This is truly an amazing time to be a software engineer as we stand on the precipice of the era focused on native applications and continue our transition toward web-based apps. Not since the introduction of the PC itself have we seen such a fundamental shift in the use and impact of computers in our lives!
A former banquet manager, I originally began learning to program only to assist in my hobby of stock trading with no intention of a career change, but soon it was clear I was enjoying the coding not because it would lead to better trading, but because I was truly enjoying writing code. It was then I decided my future lay not with hotels, but with helping to usher in this exciting new era.
Presently the Software Engineer at StopBadware, where I design, build, and maintain the applications and databases that drive StopBadware's mission of making the Web safer through the prevention, mitigation, and remediation of badware websites. It is incredibly exciting and rewarding to do my small part in improving Web safety for everyone.
Should I Follow
Data Sharing Program
Quote Flow Monitor
After discussing with colleagues the difficulty in quickly assessing someone's Twitter activity just from glancing at their profile (largely due to replies and retweets) I created ShouldIFollow to allow anyone to easily see how often an account tweets.
A fairly simple Ruby on Rails app running on Heroku it displays some metrics to get a feel for how frequently someone tweets. This is open source and viewable on GitHub.

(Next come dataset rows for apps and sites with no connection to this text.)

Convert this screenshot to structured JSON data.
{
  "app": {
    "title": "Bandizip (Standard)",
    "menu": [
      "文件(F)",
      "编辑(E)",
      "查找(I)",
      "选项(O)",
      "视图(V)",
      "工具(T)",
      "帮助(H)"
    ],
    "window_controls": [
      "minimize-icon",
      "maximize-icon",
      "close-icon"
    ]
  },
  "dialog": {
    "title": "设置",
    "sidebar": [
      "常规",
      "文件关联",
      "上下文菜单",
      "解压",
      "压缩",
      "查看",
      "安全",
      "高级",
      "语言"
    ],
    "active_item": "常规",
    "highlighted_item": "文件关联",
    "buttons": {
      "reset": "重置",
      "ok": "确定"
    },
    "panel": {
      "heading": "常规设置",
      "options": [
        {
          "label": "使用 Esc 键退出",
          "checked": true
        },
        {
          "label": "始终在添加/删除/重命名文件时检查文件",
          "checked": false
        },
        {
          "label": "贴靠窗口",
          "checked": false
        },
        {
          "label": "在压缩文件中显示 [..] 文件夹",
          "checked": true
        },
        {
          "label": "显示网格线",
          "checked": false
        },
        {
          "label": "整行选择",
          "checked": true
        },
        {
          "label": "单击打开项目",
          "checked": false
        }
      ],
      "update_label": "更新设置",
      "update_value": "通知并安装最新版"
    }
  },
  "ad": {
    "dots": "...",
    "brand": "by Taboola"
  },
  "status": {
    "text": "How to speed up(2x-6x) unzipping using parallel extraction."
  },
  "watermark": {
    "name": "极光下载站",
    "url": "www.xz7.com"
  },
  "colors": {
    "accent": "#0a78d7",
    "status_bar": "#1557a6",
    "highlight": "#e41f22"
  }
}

StopBadware's Badware Data Sharing Program "...aims to improve security researchers' and practitioners' access to quality, timely data. Participants provide StopBadware with an automated feed of time-stamped badware URLs and related data. The data is shared with other participants and with vetted academic and non-commercial researchers. Data is also used by StopBadware to inform our independent review process, to generate aggregated data, to identify and report on badware trends, and to communicate with site owners and service providers (e.g., Web hosting providers) about badware within their zones of control..." [Excerpt from stopbadware.org/data-sharing]
The Data Sharing Program is three separate Java applications, communicating via combination of API and Iron.io's IronMQ message queues. An importer to retrieve the participants' data, a resolver to resolve all hosts to IPs and all IPs to Autonomous Systems, and the API that provides access to the data (MongoDB is used as a datastore). There is also a relatively simple Play for Scala web-app to provide administrative functions (whitelisting accounts, requesting API keys, etc).

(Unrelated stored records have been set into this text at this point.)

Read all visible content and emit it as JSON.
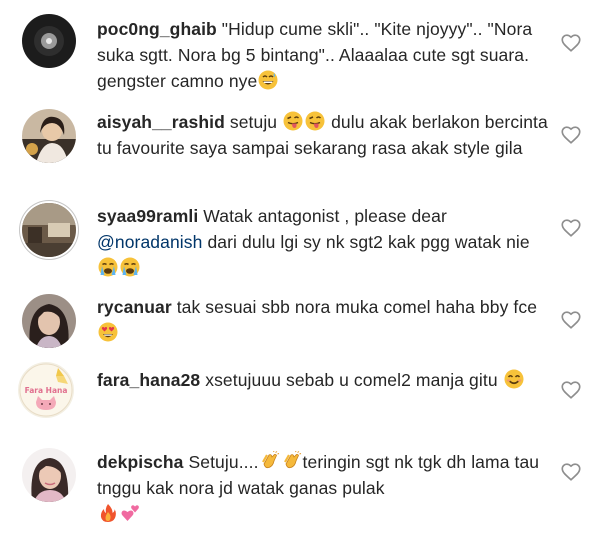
{
  "comments": [
    {
      "username": "poc0ng_ghaib",
      "text": "\"Hidup cume skli\".. \"Kite njoyyy\".. \"Nora suka sgtt. Nora bg 5 bintang\".. Alaaalaa cute sgt suara.  gengster camno nye",
      "emojis": [
        "grinning-sweat-emoji"
      ]
    },
    {
      "username": "aisyah__rashid",
      "text_before": "setuju",
      "emojis_mid": [
        "winking-tongue-emoji",
        "winking-tongue-emoji"
      ],
      "text_after": "dulu akak berlakon bercinta tu favourite saya sampai sekarang rasa akak style gila"
    },
    {
      "username": "syaa99ramli",
      "text_before": "Watak antagonist , please dear",
      "mention": "@noradanish",
      "text_after": "dari dulu lgi sy nk sgt2 kak pgg watak nie",
      "emojis": [
        "crying-face-emoji",
        "crying-face-emoji"
      ]
    },
    {
      "username": "rycanuar",
      "text": "tak sesuai sbb nora muka comel haha bby fce",
      "emojis": [
        "heart-eyes-emoji"
      ]
    },
    {
      "username": "fara_hana28",
      "text": "xsetujuuu sebab u comel2 manja gitu",
      "emojis": [
        "smiling-face-emoji"
      ],
      "avatar_caption": "Fara Hana"
    },
    {
      "username": "dekpischa",
      "text_before": "Setuju....",
      "emojis_mid": [
        "clapping-hands-emoji",
        "clapping-hands-emoji"
      ],
      "text_after": "teringin sgt nk tgk dh lama tau tnggu kak nora jd watak ganas pulak",
      "emojis": [
        "fire-emoji",
        "two-hearts-emoji"
      ]
    }
  ],
  "colors": {
    "text": "#262626",
    "mention": "#003569",
    "heart_outline": "#8e8e8e",
    "emoji_yellow": "#f7c23a"
  }
}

Developed as a side project, Optionometer was created for my hobby of option trading. The presented data represents analysis of nearly half a million option spread combinations. In an effort to find the most profitable option trades available the app calculates profit potential for various multi-leg strategies. Of the hundreds of thousands of possible combinations the app selects the best ones and displays relevant data for each trade. Optionometer is written in Scala (with the front-end using the Play framework) and can be viewed on GitHub.
Received a 3.96 (out of 4.0) on my Capstone Project for WGU, a Java application that predicts stock market movement based on Twitter activity. The program analyzes mentions of a company's ticker symbol to determine a bullish, bearish, or neutral opinion based on the content of each post. Each score is then adjusted for age of post and past accuracy of author before determining the overall sentiment for a stock.
As a side project I begain rewriting this in C++ in order to get more familiar with the language. This rewrite is viewable as an open source project on GitHub, though I stopped working on it to shift my free time to focus on other side projects. At some point I may resume work on it for possible Optionometer integration.
After finishing school I set a goal for myself to learn C++. After picking up the basics from a tutorial I created a command line stock ticker application that regularly updates and displays data for U.S. stocks and indices. This was also my first open source project and can be viewed on GitHub.
Designed to assist BT's Misison Control with trade audits, TradeDetective saves analysts a significant amount of time by bringing together the needed information on a trade investigation. Originally coded in Ruby on Rails before a re-write in PHP to facilitate better integration with other tools in use.
February 2012 - Present
August 2010 - February 2012 Westin Boston Waterfront
March 2010 - August 2010 Hyatt Regency Boston
September 2005 - January 2009
Food & Beverage Supervisor - Hyatt Regency Greenwich
November 2004 - September 2005